This presented an interesting workflow challenge. In essence, we were now creating two models in Grasshopper. The first model was using standard Grasshopper definitions that allowed us to preview the geometry in Rhino. At the same time, each of these geometries had an equivalent Tekla definition in terms of planes, lines, points, and vectors and some text that also had to be created. One model was to view in Rhino and verify everything before the other model was sent to Tekla. It was quite difficult at first, but I developed a template that made my job a little easier. The result is that we were able to model almost the entire bridge, down to the bolts, in Grasshopper and send over the equivalent geometry to Tekla to construct the drawings. Below are a few of the screenshots from this process.

The image on the left shows the Rhino view of the joint. This is then transferred to Tekla via GeometryGym to make the drawing package (right) (image courtesy Elioth)
Due to the complexity of the bridge and the unique dimensions and orientations of each member, it was easier to model it entirely in Rhino (right) including the bolts and then transfer thegeometry to Tekla (left) (image courtesy Elioth)


A section view of the Tekla model showing the various components that were developed in Grasshopper and transferred to Tekla (image courtesy Elioth)
A Tekla screenshot of the model as it nears completion (image courtesy Elioth)

In the end, I feel the entire team was impressed that we had taken the script this far. It was intended to help with the process but ended up playing a significant role in the modeling and the geometry transfer to Tekla. Not all of the bridge was made in Grasshopper of course, only the parametric parts, the main stretch of the bridge.
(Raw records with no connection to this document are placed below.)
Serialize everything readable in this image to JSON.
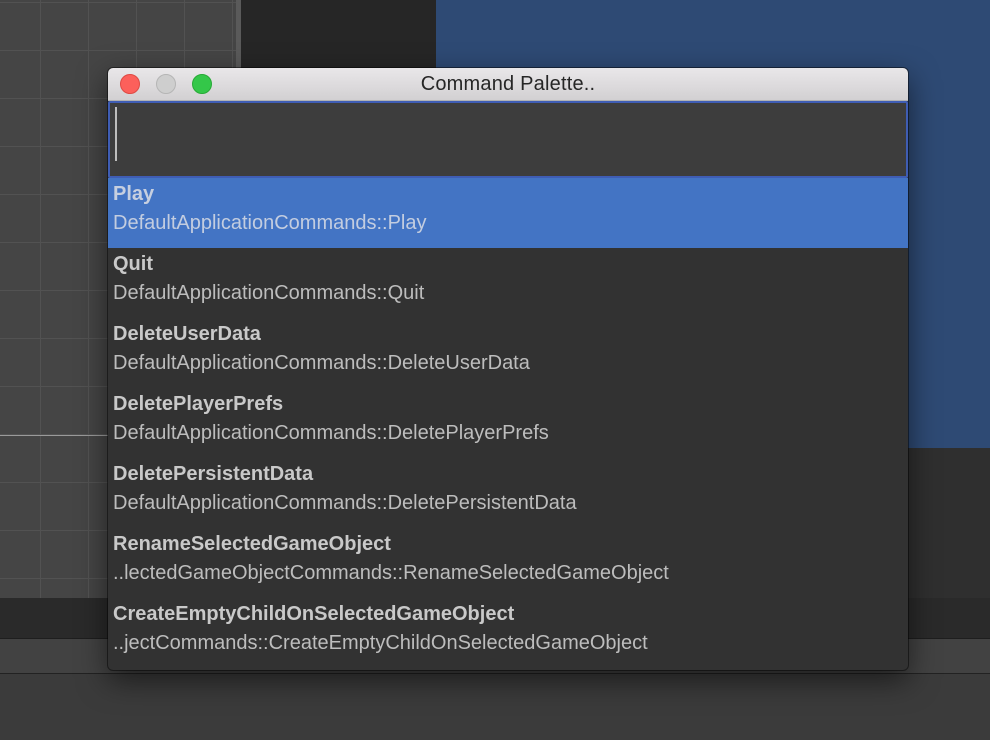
{
  "window": {
    "title": "Command Palette..",
    "accent_color": "#4374c4",
    "search_border_color": "#3f5db4"
  },
  "search": {
    "value": "",
    "placeholder": ""
  },
  "results": [
    {
      "title": "Play",
      "path": "DefaultApplicationCommands::Play",
      "selected": true
    },
    {
      "title": "Quit",
      "path": "DefaultApplicationCommands::Quit",
      "selected": false
    },
    {
      "title": "DeleteUserData",
      "path": "DefaultApplicationCommands::DeleteUserData",
      "selected": false
    },
    {
      "title": "DeletePlayerPrefs",
      "path": "DefaultApplicationCommands::DeletePlayerPrefs",
      "selected": false
    },
    {
      "title": "DeletePersistentData",
      "path": "DefaultApplicationCommands::DeletePersistentData",
      "selected": false
    },
    {
      "title": "RenameSelectedGameObject",
      "path": "..lectedGameObjectCommands::RenameSelectedGameObject",
      "selected": false
    },
    {
      "title": "CreateEmptyChildOnSelectedGameObject",
      "path": "..jectCommands::CreateEmptyChildOnSelectedGameObject",
      "selected": false
    }
  ]
}
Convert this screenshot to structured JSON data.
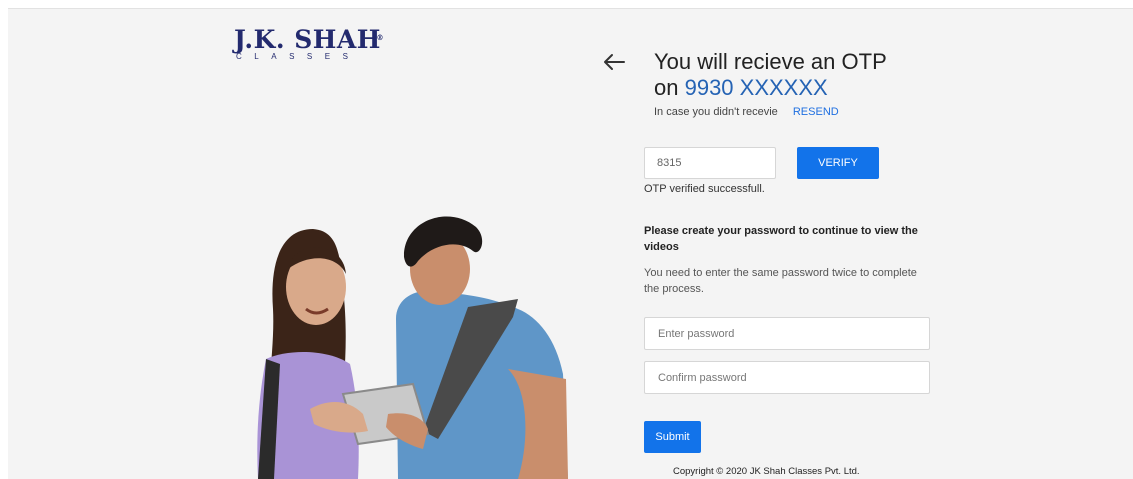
{
  "brand": {
    "name": "J.K. SHAH",
    "sub": "CLASSES",
    "reg_mark": "®",
    "colors": {
      "navy": "#232a6e",
      "accent": "#1273ea"
    }
  },
  "header": {
    "back_icon": "arrow-left-icon",
    "heading_line1": "You will recieve an OTP",
    "heading_on": "on ",
    "phone": "9930 XXXXXX"
  },
  "resend": {
    "text": "In case you didn't recevie",
    "link": "RESEND"
  },
  "otp": {
    "value": "8315",
    "verify_label": "VERIFY",
    "status": "OTP verified successfull."
  },
  "password_section": {
    "title": "Please create your password to continue to view the videos",
    "description": "You need to enter the same password twice to complete the process.",
    "password_placeholder": "Enter password",
    "confirm_placeholder": "Confirm password",
    "submit_label": "Submit"
  },
  "footer": {
    "copyright": "Copyright © 2020 JK Shah Classes Pvt. Ltd."
  }
}
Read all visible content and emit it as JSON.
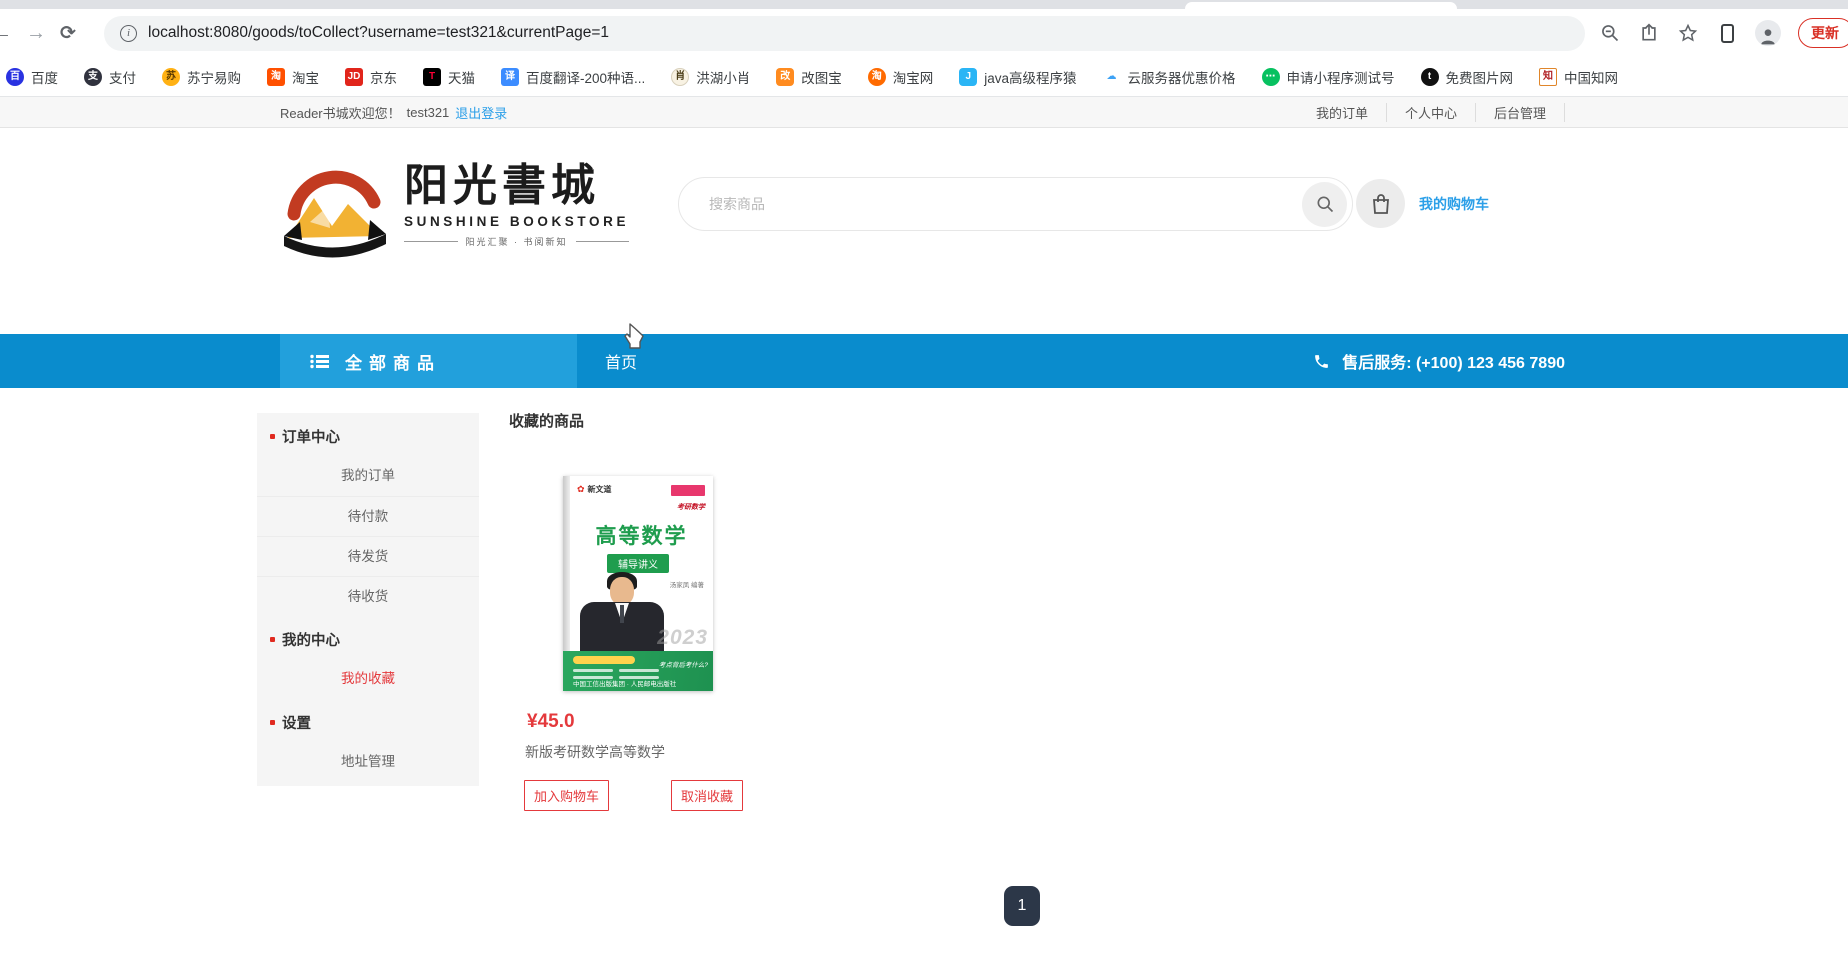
{
  "browser": {
    "url": "localhost:8080/goods/toCollect?username=test321&currentPage=1",
    "update_label": "更新",
    "bookmarks": [
      {
        "label": "百度",
        "glyph": "百",
        "bg": "#2932e1",
        "fg": "#ffffff",
        "radius": "50%",
        "border": "none"
      },
      {
        "label": "支付",
        "glyph": "支",
        "bg": "#30323e",
        "fg": "#ffffff",
        "radius": "50%",
        "border": "none"
      },
      {
        "label": "苏宁易购",
        "glyph": "苏",
        "bg": "#ffb114",
        "fg": "#5b3a00",
        "radius": "50%",
        "border": "none"
      },
      {
        "label": "淘宝",
        "glyph": "淘",
        "bg": "#ff5000",
        "fg": "#ffffff",
        "radius": "3px",
        "border": "none"
      },
      {
        "label": "京东",
        "glyph": "JD",
        "bg": "#e1251b",
        "fg": "#ffffff",
        "radius": "3px",
        "border": "none"
      },
      {
        "label": "天猫",
        "glyph": "T",
        "bg": "#000000",
        "fg": "#ff0036",
        "radius": "3px",
        "border": "none"
      },
      {
        "label": "百度翻译-200种语...",
        "glyph": "译",
        "bg": "#3c8cff",
        "fg": "#ffffff",
        "radius": "3px",
        "border": "none"
      },
      {
        "label": "洪湖小肖",
        "glyph": "肖",
        "bg": "#f8f2e3",
        "fg": "#4a3d18",
        "radius": "50%",
        "border": "1px solid #d8d0bc"
      },
      {
        "label": "改图宝",
        "glyph": "改",
        "bg": "#ff8b1f",
        "fg": "#ffffff",
        "radius": "4px",
        "border": "none"
      },
      {
        "label": "淘宝网",
        "glyph": "淘",
        "bg": "#ff6a00",
        "fg": "#ffffff",
        "radius": "50%",
        "border": "none"
      },
      {
        "label": "java高级程序猿",
        "glyph": "J",
        "bg": "#2ab5f5",
        "fg": "#ffffff",
        "radius": "4px",
        "border": "none"
      },
      {
        "label": "云服务器优惠价格",
        "glyph": "☁",
        "bg": "#ffffff",
        "fg": "#3da2f5",
        "radius": "50%",
        "border": "none"
      },
      {
        "label": "申请小程序测试号",
        "glyph": "⋯",
        "bg": "#07c160",
        "fg": "#ffffff",
        "radius": "50%",
        "border": "none"
      },
      {
        "label": "免费图片网",
        "glyph": "t",
        "bg": "#111111",
        "fg": "#ffffff",
        "radius": "50%",
        "border": "none"
      },
      {
        "label": "中国知网",
        "glyph": "知",
        "bg": "#ffffff",
        "fg": "#b01f24",
        "radius": "2px",
        "border": "1px solid #e0862a"
      }
    ]
  },
  "utility": {
    "welcome": "Reader书城欢迎您！",
    "username": "test321",
    "logout": "退出登录",
    "links": [
      {
        "label": "我的订单"
      },
      {
        "label": "个人中心"
      },
      {
        "label": "后台管理"
      }
    ]
  },
  "header": {
    "logo": {
      "cn": "阳光書城",
      "en": "SUNSHINE BOOKSTORE",
      "tagline": "阳光汇聚 · 书阅新知"
    },
    "search": {
      "placeholder": "搜索商品"
    },
    "cart": {
      "label": "我的购物车"
    }
  },
  "nav": {
    "all_goods": "全部商品",
    "home": "首页",
    "service": "售后服务: (+100) 123 456 7890"
  },
  "sidebar": {
    "sections": [
      {
        "title": "订单中心",
        "items": [
          {
            "label": "我的订单"
          },
          {
            "label": "待付款"
          },
          {
            "label": "待发货"
          },
          {
            "label": "待收货"
          }
        ]
      },
      {
        "title": "我的中心",
        "items": [
          {
            "label": "我的收藏"
          }
        ]
      },
      {
        "title": "设置",
        "items": [
          {
            "label": "地址管理"
          }
        ]
      }
    ]
  },
  "main": {
    "title": "收藏的商品",
    "product": {
      "price": "¥45.0",
      "name": "新版考研数学高等数学",
      "add_cart_label": "加入购物车",
      "cancel_collect_label": "取消收藏",
      "cover": {
        "brand": "新文道",
        "badge": "考研数学",
        "title": "高等数学",
        "subtitle": "辅导讲义",
        "author": "汤家凤 编著",
        "year": "2023",
        "band_note": "考点背后考什么?",
        "publisher": "中国工信出版集团 · 人民邮电出版社"
      }
    },
    "pagination": {
      "page": "1"
    }
  },
  "colors": {
    "nav_blue": "#0a8ccd",
    "nav_blue_light": "#22a0dc",
    "link_blue": "#2b9fe8",
    "price_red": "#e4393c",
    "pagination_dark": "#2c3748"
  }
}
The ramps and other areas were done by hand in Tekla. In an office where Grasshopper was used primarily to perform energy analyzes and to model parametric forms, I was glad that I had the opportunity to design a script that took it to a level that I had not seen myself before; one that dealt with constructability and real geometries. The entire process took around 8 months from start of the script to the last geometry transfer. Less than a year later the bridge was erected!

Footbridge_inside_21The exposed steel and wood structure as built from the Tekla model drawings that were initially modeled in Grasshopper (image courtesy Adrien Escoffier)
Footbridge_inside_19The Peripherique closed for the installation of the bridge (image courtesy Adrien Escoffier)
Footbridge_inside_20The Box Section that was optimized with Galapagos (image coutesy Adrien Escoffier)
  • Cherng Low

    Will it be on THinkParametric tutorial website? :)

  • http://thinkparametric.com Rodrigo Medina Garcu00eda

    Hello Cherng, we are working on developing courses covering some of these workflows.

  • Cherng Low

    Looking forward for some Galapagos walkthrough. :)

  • 2Short

    Great stuff!

  • Claudio Nunez

    Amazing job. We’ve used gh in a bridge work that we just did, but it was only for paneling. I never seen this extended use of the software. Congratulations